By David Sheets | December 20th, 2010
Technology’s impact on American society the past decade has been tremendous. We can communicate and interact with each other easier than ever — technically speaking. Amid this progress, however, is a heap of new terminology some of us are only now beginning to understand.
The burgeoning list of terms is too long to dwell on here in one post, but elements of that list are poised to become day-to-day jargon during the next decade, and one of them is “crowdsourcing,” a word believed to have appeared first in Wired magazine almost five years ago and now readily on the lips of anyone who spends much time building social networks.
Crowdsourcing amounts to what’s called a portmanteau — two distinct terms blended in form and meaning to create a third. In this case, the words “crowd” and “outsource” were combined to underscore the narrowing gap between amateurs and professionals due to shared, inexpensive technology. Now, thanks largely to the ubiquity of non-wired and portable networks, professionals in assorted fields can solicit answers to problems from whole groups of people at once and maybe tap a collective wisdom not easily discerned by questioning one person at a time.
A form of crowdsourcing has been used to try solving complex math problems, troubleshoot software, edit literature, search for missing persons, monitor international borders and fund a Broadway play.
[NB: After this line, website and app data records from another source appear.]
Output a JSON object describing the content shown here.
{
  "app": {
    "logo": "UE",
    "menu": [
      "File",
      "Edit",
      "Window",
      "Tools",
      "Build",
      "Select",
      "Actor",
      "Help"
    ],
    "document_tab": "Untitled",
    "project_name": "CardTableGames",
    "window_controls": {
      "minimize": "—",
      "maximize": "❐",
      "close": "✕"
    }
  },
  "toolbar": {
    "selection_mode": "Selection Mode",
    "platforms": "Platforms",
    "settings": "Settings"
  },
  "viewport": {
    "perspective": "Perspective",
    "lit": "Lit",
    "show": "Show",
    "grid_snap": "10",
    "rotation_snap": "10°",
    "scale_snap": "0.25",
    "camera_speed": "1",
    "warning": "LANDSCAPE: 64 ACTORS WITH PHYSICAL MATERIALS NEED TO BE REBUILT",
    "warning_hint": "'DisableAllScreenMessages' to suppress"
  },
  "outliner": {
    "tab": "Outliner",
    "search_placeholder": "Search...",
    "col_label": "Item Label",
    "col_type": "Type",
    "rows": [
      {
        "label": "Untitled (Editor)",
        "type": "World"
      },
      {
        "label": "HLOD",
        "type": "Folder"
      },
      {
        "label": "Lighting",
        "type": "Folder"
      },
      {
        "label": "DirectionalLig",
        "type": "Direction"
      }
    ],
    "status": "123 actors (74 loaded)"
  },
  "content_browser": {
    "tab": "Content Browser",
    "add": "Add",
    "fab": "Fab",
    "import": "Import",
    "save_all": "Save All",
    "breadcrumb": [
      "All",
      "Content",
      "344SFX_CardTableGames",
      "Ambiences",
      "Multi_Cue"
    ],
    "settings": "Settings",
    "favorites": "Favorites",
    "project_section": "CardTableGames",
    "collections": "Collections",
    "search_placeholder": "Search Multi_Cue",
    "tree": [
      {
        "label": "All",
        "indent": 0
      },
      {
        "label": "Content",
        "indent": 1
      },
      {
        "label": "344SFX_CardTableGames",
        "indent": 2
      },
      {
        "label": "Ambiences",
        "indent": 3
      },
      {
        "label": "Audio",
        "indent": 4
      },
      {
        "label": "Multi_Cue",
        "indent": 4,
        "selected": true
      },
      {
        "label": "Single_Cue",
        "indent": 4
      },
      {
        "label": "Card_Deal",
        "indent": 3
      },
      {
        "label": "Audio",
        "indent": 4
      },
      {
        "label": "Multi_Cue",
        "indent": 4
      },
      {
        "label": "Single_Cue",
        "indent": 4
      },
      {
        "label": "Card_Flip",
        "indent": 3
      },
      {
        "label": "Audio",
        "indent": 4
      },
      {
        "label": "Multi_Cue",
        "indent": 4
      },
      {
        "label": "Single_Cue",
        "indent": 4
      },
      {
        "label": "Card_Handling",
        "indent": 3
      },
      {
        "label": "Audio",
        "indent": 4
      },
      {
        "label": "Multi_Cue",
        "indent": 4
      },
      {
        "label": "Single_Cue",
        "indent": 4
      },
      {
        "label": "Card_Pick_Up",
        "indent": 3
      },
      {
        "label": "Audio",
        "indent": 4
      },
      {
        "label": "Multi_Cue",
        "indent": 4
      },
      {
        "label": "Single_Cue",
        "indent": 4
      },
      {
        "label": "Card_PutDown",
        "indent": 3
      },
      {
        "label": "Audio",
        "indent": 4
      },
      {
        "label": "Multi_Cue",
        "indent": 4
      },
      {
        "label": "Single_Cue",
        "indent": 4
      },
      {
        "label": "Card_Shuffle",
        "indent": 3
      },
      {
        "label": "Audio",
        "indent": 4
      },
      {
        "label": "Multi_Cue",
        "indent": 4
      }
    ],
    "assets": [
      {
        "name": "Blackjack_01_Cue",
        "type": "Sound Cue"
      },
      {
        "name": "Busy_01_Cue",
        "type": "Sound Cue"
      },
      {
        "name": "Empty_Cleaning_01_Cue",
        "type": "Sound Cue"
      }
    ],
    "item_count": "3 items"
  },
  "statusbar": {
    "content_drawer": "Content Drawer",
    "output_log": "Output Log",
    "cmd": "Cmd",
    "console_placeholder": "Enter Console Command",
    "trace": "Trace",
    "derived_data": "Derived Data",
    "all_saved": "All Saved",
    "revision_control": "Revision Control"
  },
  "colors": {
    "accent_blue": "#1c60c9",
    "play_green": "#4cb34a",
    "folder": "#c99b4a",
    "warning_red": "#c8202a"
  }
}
One blogger even tried it to drum up paint color selections for the inside of her mother’s house.
Journalists, too, are warming to the idea of crowdsourcing to help them report the news. As reported in Editor & Publisher, the technique was applied by the Washington Post at the rally by Jon Stewart and Stephen Colbert last month by having rally participants connect through a beta website to share information. The nonprofit, Minnesota-based MinnPost.com has used crowdsourcing to sift for government fraud, among other things.
Meanwhile, the Miami Herald, Charlotte Observer and the online-only ProPublica and St. Louis Beacon are among the news-gathering organizations using something called the Public Insight Network, a sourcing service affiliated with American Public Media that maintains a large network of experts on a variety of subjects.
Of course, two heads, or for that matter 2,000, are not always better than one, what with the potential for inaccuracy or unreliability inherent in an uncontrolled group. Thus comes the distinction between “bounded” crowdsourcing and “unbounded” crowdsourcing. With the first kind, as exemplified by the Public Insight Network, the “crowd” possesses defined boundaries and its members have specific professional skills. The second kind relies mainly on opinion and the emotion of the moment — good for collecting random YouTube videos of a rally at the National Mall, for example.
Crowdsourcing, as a word and an approach to gathering news, gained considerable traction in 2010. Expect to hear it a lot more — and use it a lot more — in 2011.
David Sheets is a sports editor at the St. Louis Post-Dispatch and STLtoday.com, and president of SPJ’s St. Louis Pro chapter. Reach him by e-mail at firstname.lastname@example.org, on Twitter at @DKSheets, or on Facebook and LinkedIn.